[Stored data entries]
··········

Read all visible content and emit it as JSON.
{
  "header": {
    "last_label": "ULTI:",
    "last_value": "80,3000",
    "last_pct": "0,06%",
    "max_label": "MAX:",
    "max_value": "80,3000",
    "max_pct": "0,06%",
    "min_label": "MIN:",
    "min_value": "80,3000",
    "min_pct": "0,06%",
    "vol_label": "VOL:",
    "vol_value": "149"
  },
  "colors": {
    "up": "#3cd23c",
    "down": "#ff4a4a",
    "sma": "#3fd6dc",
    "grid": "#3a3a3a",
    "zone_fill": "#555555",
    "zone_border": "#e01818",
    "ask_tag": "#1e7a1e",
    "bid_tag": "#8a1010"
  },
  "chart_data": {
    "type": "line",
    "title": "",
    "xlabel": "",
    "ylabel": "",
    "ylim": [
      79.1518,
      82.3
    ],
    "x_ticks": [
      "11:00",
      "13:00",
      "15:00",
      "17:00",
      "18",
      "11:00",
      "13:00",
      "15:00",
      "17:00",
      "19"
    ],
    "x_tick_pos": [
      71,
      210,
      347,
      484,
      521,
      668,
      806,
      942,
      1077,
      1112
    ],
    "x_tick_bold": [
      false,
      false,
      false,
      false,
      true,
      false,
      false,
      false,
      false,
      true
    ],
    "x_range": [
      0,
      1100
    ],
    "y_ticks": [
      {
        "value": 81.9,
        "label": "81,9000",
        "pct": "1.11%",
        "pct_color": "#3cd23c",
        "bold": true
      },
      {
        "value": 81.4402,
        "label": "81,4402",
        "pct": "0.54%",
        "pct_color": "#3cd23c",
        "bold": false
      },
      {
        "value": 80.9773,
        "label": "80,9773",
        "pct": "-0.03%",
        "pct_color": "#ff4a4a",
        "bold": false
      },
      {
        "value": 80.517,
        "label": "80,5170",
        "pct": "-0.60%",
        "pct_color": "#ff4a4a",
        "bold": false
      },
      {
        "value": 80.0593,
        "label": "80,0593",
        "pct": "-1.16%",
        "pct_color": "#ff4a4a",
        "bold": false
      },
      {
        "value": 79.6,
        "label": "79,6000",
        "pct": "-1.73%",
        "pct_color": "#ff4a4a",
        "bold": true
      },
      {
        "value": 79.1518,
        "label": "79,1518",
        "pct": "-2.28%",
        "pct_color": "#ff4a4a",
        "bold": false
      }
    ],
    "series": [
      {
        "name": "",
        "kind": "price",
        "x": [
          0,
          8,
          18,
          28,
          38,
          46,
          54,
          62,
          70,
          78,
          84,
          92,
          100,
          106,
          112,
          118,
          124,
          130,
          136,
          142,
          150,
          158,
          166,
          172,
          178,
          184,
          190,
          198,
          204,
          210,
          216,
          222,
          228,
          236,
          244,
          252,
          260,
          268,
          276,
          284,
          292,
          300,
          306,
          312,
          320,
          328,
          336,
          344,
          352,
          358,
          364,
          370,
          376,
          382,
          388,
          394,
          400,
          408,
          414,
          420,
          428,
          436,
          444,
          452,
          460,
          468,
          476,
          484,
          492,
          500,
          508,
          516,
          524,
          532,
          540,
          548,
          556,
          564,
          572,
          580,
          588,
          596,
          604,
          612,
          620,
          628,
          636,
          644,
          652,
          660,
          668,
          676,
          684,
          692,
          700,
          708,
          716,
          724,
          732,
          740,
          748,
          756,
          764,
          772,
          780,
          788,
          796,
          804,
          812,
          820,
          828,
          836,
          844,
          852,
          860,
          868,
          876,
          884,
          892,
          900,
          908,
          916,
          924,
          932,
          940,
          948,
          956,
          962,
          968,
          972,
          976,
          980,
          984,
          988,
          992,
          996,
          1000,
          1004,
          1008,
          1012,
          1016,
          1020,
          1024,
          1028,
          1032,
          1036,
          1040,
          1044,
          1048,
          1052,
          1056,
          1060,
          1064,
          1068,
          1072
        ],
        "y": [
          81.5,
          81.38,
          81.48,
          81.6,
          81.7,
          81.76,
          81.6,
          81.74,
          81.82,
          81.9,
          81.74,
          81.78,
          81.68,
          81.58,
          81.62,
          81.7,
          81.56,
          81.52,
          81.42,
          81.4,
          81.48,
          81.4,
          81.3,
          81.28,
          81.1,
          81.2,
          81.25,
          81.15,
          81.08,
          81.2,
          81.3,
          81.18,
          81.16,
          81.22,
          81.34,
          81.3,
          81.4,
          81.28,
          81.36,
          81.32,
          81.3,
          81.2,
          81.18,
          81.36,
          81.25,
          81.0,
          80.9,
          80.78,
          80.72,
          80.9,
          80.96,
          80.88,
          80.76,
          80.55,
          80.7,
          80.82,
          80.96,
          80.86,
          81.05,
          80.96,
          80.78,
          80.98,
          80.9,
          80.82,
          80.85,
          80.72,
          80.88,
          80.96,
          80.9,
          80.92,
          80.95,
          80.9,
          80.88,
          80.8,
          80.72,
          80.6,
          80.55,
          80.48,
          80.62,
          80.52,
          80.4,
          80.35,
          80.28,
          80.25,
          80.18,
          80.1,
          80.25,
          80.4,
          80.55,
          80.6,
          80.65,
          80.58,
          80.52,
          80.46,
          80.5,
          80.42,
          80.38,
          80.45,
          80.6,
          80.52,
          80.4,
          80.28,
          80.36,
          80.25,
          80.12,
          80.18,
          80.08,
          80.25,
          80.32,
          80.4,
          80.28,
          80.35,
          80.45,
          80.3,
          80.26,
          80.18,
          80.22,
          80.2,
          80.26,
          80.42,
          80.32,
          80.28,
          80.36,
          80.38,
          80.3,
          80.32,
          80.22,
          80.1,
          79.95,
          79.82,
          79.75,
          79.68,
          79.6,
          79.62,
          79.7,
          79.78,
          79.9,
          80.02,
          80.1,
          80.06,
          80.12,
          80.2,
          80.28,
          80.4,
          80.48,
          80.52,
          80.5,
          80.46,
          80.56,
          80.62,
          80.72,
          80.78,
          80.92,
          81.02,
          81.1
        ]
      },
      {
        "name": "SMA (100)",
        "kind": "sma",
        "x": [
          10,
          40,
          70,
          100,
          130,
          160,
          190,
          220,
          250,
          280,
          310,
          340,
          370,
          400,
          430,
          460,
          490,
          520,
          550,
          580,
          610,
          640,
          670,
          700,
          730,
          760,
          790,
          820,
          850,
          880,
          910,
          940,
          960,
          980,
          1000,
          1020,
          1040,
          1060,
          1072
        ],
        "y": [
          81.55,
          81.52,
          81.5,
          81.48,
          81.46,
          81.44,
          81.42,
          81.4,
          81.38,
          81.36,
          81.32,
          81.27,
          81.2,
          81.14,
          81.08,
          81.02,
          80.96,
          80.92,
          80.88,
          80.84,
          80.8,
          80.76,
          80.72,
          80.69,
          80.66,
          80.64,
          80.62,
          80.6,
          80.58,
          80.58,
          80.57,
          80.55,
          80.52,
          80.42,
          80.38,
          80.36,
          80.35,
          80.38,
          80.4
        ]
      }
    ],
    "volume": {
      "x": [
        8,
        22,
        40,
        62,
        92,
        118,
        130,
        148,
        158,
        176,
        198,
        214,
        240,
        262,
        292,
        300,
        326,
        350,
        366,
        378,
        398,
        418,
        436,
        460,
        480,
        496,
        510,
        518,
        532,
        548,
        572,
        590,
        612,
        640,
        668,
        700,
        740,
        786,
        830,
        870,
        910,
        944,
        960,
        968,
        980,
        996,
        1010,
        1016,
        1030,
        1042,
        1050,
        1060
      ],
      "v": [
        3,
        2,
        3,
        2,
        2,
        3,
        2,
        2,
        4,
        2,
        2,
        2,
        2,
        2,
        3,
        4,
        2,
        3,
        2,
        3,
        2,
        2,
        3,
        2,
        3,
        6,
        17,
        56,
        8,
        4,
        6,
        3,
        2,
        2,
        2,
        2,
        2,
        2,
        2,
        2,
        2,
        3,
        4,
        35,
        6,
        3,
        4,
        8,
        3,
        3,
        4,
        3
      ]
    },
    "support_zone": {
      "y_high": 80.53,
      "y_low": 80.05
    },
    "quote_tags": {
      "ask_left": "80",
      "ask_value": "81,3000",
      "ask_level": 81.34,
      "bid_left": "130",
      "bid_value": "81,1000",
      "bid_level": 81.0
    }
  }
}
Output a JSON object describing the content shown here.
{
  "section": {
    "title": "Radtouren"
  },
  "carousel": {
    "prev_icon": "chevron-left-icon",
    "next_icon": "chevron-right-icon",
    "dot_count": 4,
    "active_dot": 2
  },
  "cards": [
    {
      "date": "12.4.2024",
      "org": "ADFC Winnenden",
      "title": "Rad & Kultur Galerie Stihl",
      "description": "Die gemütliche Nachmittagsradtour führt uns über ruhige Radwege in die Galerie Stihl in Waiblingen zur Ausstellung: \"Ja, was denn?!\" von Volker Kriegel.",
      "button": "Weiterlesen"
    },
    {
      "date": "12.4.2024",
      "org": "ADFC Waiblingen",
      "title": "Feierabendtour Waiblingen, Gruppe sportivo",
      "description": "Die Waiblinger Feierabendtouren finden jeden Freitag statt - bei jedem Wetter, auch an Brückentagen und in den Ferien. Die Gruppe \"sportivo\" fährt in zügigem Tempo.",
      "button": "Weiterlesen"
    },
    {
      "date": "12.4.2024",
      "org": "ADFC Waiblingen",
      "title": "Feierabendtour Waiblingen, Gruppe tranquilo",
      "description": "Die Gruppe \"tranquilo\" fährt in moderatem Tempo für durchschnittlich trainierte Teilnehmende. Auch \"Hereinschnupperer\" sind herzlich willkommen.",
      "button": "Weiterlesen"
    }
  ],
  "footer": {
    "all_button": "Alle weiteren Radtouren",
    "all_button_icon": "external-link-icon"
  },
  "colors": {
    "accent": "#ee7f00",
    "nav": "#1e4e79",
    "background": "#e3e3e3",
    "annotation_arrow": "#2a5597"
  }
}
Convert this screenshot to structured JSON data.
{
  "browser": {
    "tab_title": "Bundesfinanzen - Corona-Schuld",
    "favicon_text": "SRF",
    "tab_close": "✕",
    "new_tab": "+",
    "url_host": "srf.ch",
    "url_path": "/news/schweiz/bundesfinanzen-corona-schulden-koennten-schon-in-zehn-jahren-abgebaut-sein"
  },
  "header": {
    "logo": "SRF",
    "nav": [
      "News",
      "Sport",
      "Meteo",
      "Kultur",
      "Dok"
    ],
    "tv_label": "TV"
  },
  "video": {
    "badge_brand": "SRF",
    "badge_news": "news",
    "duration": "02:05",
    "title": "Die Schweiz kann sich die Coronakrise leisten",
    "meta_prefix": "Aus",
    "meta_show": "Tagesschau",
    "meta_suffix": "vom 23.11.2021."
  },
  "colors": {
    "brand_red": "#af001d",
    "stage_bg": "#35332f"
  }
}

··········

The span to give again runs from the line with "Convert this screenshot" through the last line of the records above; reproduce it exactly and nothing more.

Convert this screenshot to structured JSON data.
{
  "browser": {
    "tab_title": "Bundesfinanzen - Corona-Schuld",
    "favicon_text": "SRF",
    "tab_close": "✕",
    "new_tab": "+",
    "url_host": "srf.ch",
    "url_path": "/news/schweiz/bundesfinanzen-corona-schulden-koennten-schon-in-zehn-jahren-abgebaut-sein"
  },
  "header": {
    "logo": "SRF",
    "nav": [
      "News",
      "Sport",
      "Meteo",
      "Kultur",
      "Dok"
    ],
    "tv_label": "TV"
  },
  "video": {
    "badge_brand": "SRF",
    "badge_news": "news",
    "duration": "02:05",
    "title": "Die Schweiz kann sich die Coronakrise leisten",
    "meta_prefix": "Aus",
    "meta_show": "Tagesschau",
    "meta_suffix": "vom 23.11.2021."
  },
  "colors": {
    "brand_red": "#af001d",
    "stage_bg": "#35332f"
  }
}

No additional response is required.